Dual representations of temporal modulations in human auditory cortex
thesisposted on 28.03.2022, 12:05 by Huizhen Tang
Our ability to understand speech and other sounds relies crucially on the capacity to detect and perceive temporal amplitude fluctuations in the range of about 1-100 Hz. However, most individual neurons in auditory cortex are capable of precisely aligning their activities only to modulation rates at the lower end of this range. This raises the question of how higher modulation rates might be encoded, and of how the auditory cortex might be organised to accommodate the full range of perceptually relevant amplitude envelope modulations.

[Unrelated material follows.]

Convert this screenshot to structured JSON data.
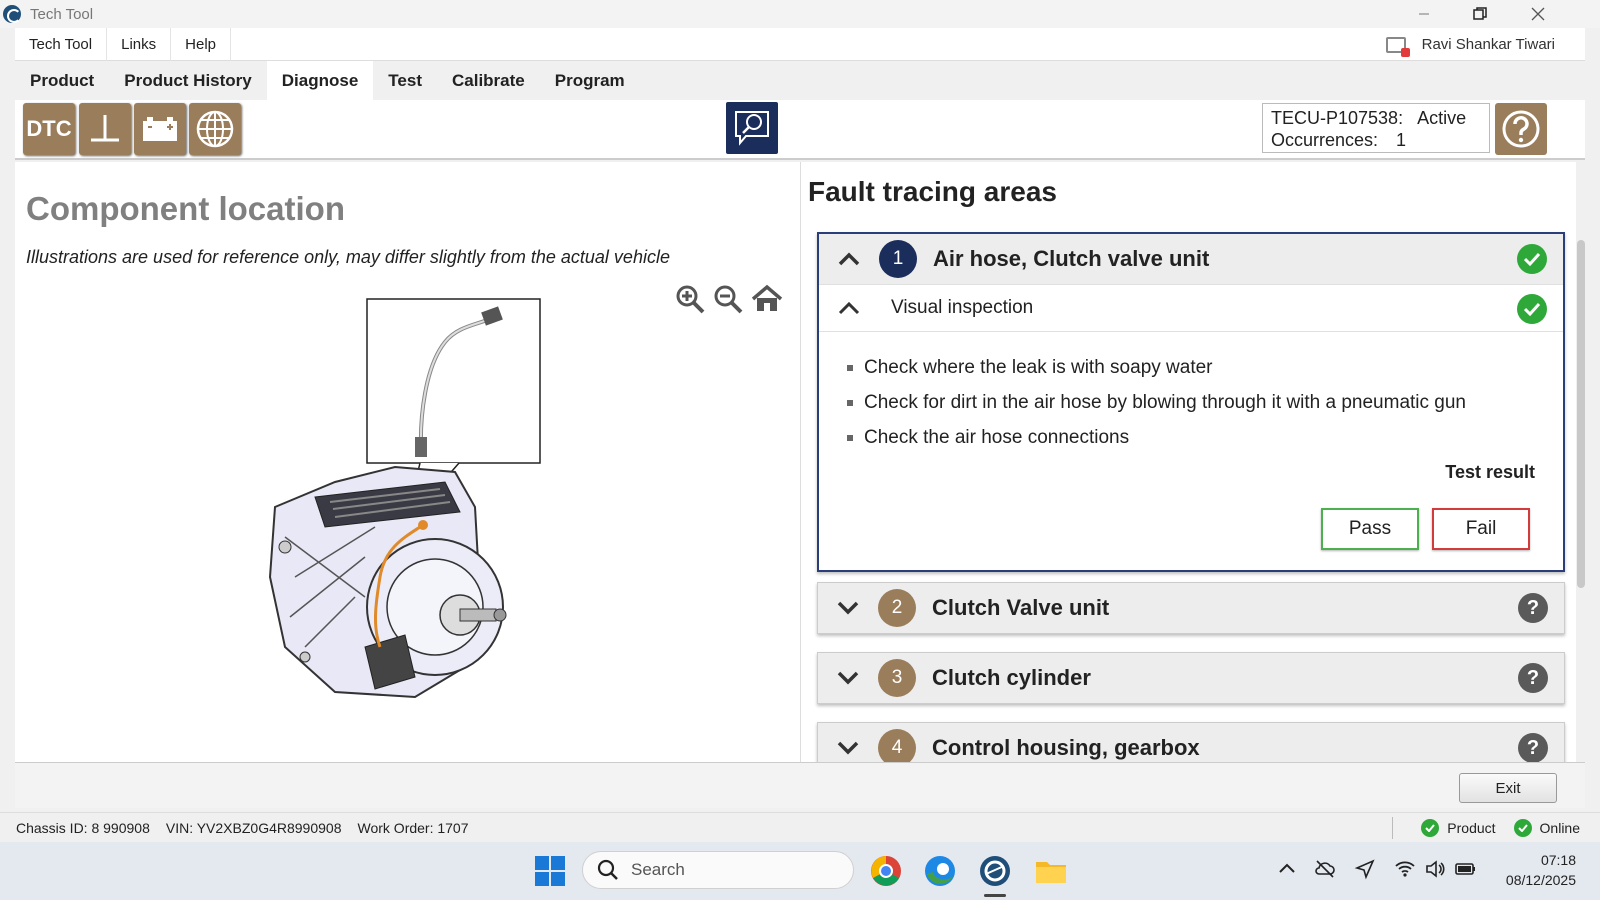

Here we show, with noninvasive magnetoencephalography and electroencephalography measurements, that population oscillatory responses of human auditory cortex transition between a mode of strong phase locking to modulation rates below about 40-50 Hz, to a non phase-locked mode of responding at rates higher than about 50 Hz. Such dual response modes are predictable from the behaviours of single neurons in auditory cortex of non-human primates, but only the low rate phase locking mode has been previously observed in the neuronal population responses indexed in human MEG/EEG recordings. Taken together, the single neuron and MEG and EEG results from current thesis work suggest that two distinct types of neuronal encoding are required to represent the full range of temporal modulation rates that are relevant to everyday perception.